Why Can’t GM and Ford Compete in India?
General Motors (NYSE:GM) and Ford (NYSE:F) have seen huge growth in China over the past year, so why can’t they replicate that success in India? The reason is a combination of hypercompetitiveness, American car companies biding their time, and a lack of new cars being introduced in Asia’s second biggest economy.

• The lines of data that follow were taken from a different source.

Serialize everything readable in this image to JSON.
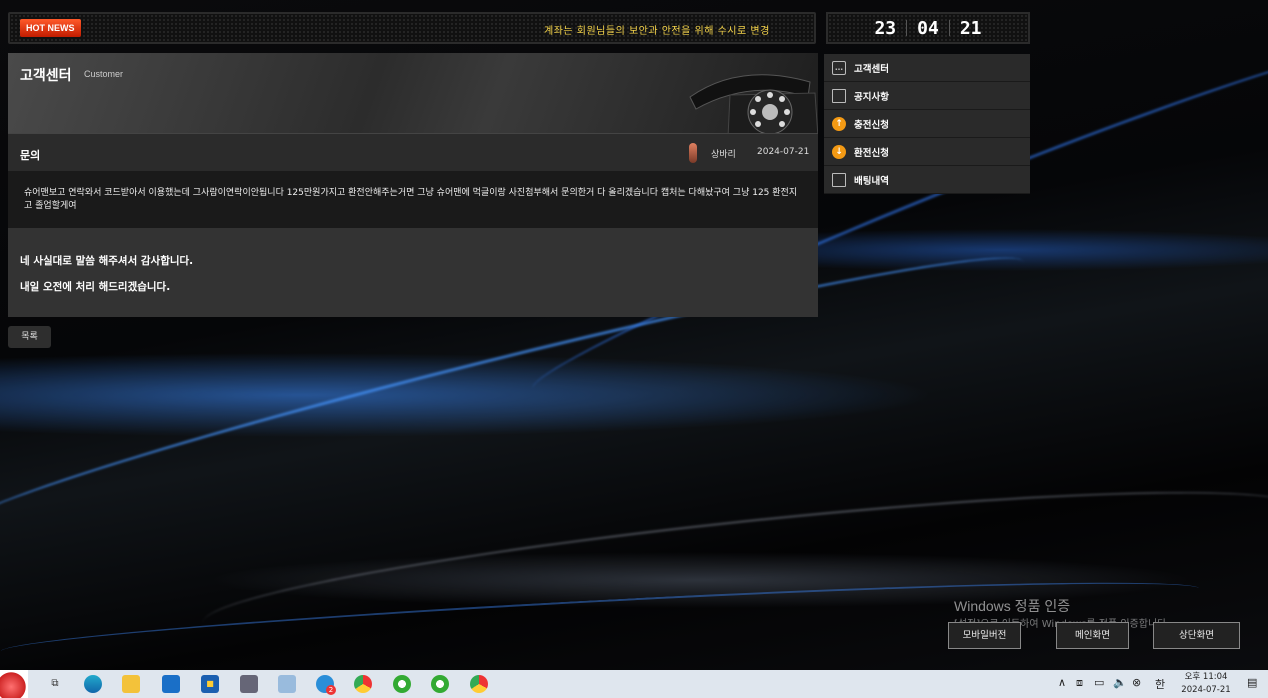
{
  "top": {
    "news_badge": "HOT NEWS",
    "news_text": "계좌는 회원님들의 보안과 안전을 위해 수시로 변경",
    "clock": {
      "h": "23",
      "m": "04",
      "s": "21"
    }
  },
  "header": {
    "title": "고객센터",
    "subtitle": "Customer"
  },
  "post": {
    "title": "문의",
    "author": "상바리",
    "date": "2024-07-21",
    "body": "슈어맨보고 연락와서 코드받아서 이용했는데 그사람이연락이안됩니다 125만원가지고 환전안해주는거면 그냥 슈어맨에 먹글이랑 사진첨부해서 문의한거 다 올리겠습니다 캡처는 다해놨구여 그냥 125 환전지고 졸업할게여"
  },
  "reply": {
    "line1": "네 사실대로 말씀 해주셔서 감사합니다.",
    "line2": "내일 오전에 처리 해드리겠습니다."
  },
  "list_button": "목록",
  "side_menu": [
    {
      "label": "고객센터",
      "icon": "chat-icon"
    },
    {
      "label": "공지사항",
      "icon": "document-icon"
    },
    {
      "label": "충전신청",
      "icon": "arrow-up-icon"
    },
    {
      "label": "환전신청",
      "icon": "arrow-down-icon"
    },
    {
      "label": "배팅내역",
      "icon": "document-icon"
    }
  ],
  "watermark": {
    "line1": "Windows 정품 인증",
    "line2": "[설정]으로 이동하여 Windows를 정품 인증합니다."
  },
  "bottom_buttons": {
    "mobile": "모바일버전",
    "main": "메인화면",
    "top": "상단화면"
  },
  "taskbar": {
    "time": "오후 11:04",
    "date": "2024-07-21",
    "ime": "한",
    "chrome_badge": "2"
  }
}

Let’s address the first issue: hypercompetitiveness. The Wall Street Journal reports that both GM and Ford have seen a 16 to 20 percent drop in year-to-year sales in the months ending with March. Their combined share of India’s car market is just nine percent. Two of their biggest competitors in India, Suzuki, and Hyundai, hold 54 percent of the nation’s new-car sales, together owning 7 out of the top 10 best-selling models. However, despite these gaudy market share numbers from Suzuki and Hyundai, they can’t seem to turn a profit. While Hyundai’s global profit was $8.2 billion in 2012, its India net profit was a paltry $155 million.
This is because of the small profit margins, argue some experts. The hatchbacks popular in India usually sell for between $5,000 and $10,000. If Ford and GM want to turn nice margins, they’re going to have to figure out a way to make western cars a bigger draw among India’s consumers.
So far it doesn’t seem like GM and Ford are too eager to dive headfirst into the market. Since 2010 each company has only released one new car in India — the Ford Fiesta and GM’s Sail U-VA.
GM and Ford don’t plan on shirking the Indian economy for much longer, as the latter plans to release six new models by 2015. GM, for its part, has announced plans to introduce new models in India through its Chinese partner SAIC Motor Corp.
Bob Socia, GM’s chief of operations in China, India, and Southeast Asia, said that India remains one of the company’s most important markets for growth, citing India’s expected growth of 3.76 million vehicles over the next ten years.
Despite the expected growth in India, unless GM and Ford can find ways to popularize traditional Western cars — accompanied with higher profit margins — there won’t be much room for profit in one of the world’s most populous countries.
Here’s how Ford and General Motors finished trading on Monday: